Given there are multiple reasons why construction of a single dwelling may require planning and building approval, HIA’s approach will need to be tailored to suit the existing systems in each state and territory.
There is a range of problems that need solving, meaning there will be a range of solutions to bring forward. Currently two approvals may be triggered by:
- restrictions in the residential zoning requirements that mandate planning approval
- additional restrictions in planning schemes that apply overlays or requirements that trigger planning approval
- restrictions in local policies or codes that trigger planning approval
- onerous or excessive design requirements in state or local housing codes that trigger planning approval
- and in some cases, a planning and building system that is linked in such a way that building approval cannot operate without a planning approval.
Of the various approval pathways in each state and territory some are more burdensome than others.
While no jurisdiction can be held up as having the ideal approval system for a single dwelling on residential land, NSW does tick the box today. It took more than a decade of hard work to make it so, but the effort has paid off, with more than 30 per cent of new homes now taking advantage of the 20-day complying development approval process. A figure that was as low as 10 per cent a decade ago.

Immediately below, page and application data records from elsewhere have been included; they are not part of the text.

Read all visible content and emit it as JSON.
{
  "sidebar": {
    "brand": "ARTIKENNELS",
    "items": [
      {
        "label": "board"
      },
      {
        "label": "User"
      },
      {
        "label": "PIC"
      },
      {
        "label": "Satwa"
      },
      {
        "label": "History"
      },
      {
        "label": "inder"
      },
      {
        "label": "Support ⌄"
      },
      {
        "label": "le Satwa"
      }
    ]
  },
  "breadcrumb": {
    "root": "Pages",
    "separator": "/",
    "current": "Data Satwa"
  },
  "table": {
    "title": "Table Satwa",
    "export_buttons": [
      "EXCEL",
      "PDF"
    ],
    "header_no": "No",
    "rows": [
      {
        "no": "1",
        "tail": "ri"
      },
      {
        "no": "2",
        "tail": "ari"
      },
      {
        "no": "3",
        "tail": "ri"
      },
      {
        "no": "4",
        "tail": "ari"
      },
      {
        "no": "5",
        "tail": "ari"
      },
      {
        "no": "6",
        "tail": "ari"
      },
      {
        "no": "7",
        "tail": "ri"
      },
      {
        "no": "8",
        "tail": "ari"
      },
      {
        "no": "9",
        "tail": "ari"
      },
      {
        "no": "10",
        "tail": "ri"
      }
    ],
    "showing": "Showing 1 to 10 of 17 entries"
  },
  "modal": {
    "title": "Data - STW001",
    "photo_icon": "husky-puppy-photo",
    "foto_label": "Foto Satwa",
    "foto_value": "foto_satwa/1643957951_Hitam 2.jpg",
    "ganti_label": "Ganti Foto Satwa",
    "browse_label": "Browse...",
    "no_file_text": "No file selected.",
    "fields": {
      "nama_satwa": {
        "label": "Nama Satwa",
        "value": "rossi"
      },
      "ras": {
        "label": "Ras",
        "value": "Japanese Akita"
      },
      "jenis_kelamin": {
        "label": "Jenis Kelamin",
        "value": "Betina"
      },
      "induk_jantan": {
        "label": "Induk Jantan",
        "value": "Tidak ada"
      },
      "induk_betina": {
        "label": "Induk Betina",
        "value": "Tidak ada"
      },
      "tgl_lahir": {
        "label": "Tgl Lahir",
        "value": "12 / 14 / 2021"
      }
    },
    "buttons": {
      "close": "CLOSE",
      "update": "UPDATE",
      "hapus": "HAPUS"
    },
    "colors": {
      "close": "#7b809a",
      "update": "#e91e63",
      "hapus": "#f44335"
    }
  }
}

In NSW, despite having a combined planning and building system like South Australia and Queensland, the use of complying development offers a single approval pathway for specified developments. Complying development is desirable in terms of offering a streamlined approvals system, however, the provisions can be unduly harsh under local planning instruments when compared to the state planning codes, which can limit the ability for a homeowner or builder to use this option.
Other jurisdictions, such as Western Australia and Victoria, do have provisions in their planning systems that supposedly create a simplified pathway for the construction of a single dwelling. However, in the past decade, these provisions have come under pressure and are now seldom able to be broadly utilised, making them of limited benefit.
It should be a reasonable expectation for home buyers and builders that the construction of a new single dwelling on residential land can proceed with minimal planning intervention. Only in exceptional circumstances should planning be triggered and when it is, the requirements should be supported by clear standards and outcomes that need to be assessed prior to approval being granted. Overlays and local policies that simply trigger a planning check ‘to be sure’ should have no place.